In the face of deteriorating environmental conditions, the islanders turned to cooperation, rather than cannibalism. They built incredible rock gardens, with fields covered in chipped rock. This rock slowly eroded in the wind, enriching the soil with nutrients and allowing food to grow. In this story, the population never exceeded 2,000 people. This small community was resilient, and worked together to make the newly desert island habitable.
Both narratives agree again after 1722. The arrival of the first Europeans led to the outright massacre of islanders by guns, and an indirect massacre by smallpox and other germs. Indigenous Rapa Nui were kidnapped and sold into slavery. Fraught by conflict, the islanders turned against each other, toppling their idols. By 1830, only one moai remained standing.
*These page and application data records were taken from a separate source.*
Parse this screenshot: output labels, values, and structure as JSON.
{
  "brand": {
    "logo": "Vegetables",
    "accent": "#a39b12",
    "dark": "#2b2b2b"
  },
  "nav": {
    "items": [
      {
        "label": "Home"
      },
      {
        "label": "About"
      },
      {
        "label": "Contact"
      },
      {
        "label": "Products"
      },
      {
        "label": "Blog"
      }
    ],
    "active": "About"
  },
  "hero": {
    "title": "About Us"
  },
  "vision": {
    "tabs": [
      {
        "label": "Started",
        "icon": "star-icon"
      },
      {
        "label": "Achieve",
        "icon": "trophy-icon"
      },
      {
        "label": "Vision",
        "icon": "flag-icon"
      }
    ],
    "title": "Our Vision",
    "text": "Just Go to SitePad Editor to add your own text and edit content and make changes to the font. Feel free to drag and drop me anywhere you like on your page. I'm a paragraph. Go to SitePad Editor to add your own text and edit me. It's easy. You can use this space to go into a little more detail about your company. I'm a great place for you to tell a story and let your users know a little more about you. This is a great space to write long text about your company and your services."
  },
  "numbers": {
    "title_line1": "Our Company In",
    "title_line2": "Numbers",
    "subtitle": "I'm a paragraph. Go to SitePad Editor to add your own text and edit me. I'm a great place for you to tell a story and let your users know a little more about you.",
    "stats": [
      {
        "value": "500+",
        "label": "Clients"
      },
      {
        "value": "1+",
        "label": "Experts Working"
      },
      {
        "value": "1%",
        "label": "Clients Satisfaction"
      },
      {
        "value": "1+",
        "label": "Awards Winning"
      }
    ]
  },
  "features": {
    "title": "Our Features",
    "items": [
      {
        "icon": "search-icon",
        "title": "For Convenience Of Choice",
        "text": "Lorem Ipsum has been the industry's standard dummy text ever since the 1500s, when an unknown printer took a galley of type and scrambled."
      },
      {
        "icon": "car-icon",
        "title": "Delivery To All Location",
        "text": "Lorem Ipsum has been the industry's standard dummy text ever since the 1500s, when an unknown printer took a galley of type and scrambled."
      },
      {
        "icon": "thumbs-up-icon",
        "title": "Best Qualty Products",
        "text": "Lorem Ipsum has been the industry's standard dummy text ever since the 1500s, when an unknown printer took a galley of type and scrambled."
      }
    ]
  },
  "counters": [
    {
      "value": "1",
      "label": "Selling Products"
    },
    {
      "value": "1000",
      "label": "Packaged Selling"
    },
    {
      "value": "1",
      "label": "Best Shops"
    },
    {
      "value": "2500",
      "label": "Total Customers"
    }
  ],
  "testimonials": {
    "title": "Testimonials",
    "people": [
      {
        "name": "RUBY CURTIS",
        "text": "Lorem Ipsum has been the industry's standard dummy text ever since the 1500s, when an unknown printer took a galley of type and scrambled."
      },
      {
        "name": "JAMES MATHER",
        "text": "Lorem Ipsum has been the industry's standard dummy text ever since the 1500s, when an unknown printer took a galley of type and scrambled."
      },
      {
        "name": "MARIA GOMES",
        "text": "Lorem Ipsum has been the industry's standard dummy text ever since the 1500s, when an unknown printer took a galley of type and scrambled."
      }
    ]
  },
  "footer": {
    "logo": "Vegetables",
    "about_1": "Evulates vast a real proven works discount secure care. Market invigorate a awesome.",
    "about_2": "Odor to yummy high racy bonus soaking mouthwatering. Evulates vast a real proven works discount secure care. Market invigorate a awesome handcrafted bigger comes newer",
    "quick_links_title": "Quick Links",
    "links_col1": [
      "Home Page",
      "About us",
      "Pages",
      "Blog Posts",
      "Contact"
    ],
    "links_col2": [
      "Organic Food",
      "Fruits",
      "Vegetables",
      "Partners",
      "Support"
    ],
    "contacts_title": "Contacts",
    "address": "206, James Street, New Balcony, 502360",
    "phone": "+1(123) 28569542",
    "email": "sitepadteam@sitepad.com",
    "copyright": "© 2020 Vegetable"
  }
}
By 1855, only 30 native Rapa Nui remained, and all the indigenous islanders today are descendants of those 30.
Why is the real history of the island still shrouded in mystery?
Anthropology and history remain, at their heart, guesses, albeit very educated ones. Rapa Nui’s puzzling history has been painstakingly pieced together through centuries of research. One key missing element is the people themselves. Before oral histories could be pieced together and the rongorongo script deciphered, the island’s population suffered devastating blow after devastating blow.
Imagine only having snapshots of events in history, one every hundred years. From the photographs alone, you must determine what has taken place over those centuries. Researchers use “snapshots” like soil cores from deep in the Earth. Sediments in each layer allow us to understand what existed at each time period. Fossilized palm seeds with gnaw marks provide the clue that rats ate tree seeds, lowering their population. The magnitude of the moai statues offer clues as to how many people were needed to make them.
We may never know what exactly took place on Easter Island, but we can clearly see the fallout of ecological devastation. In the Anthropocene, Easter Island may well serve as a small-scale lesson to the disasters currently unfolding across the globe… and all those yet to come.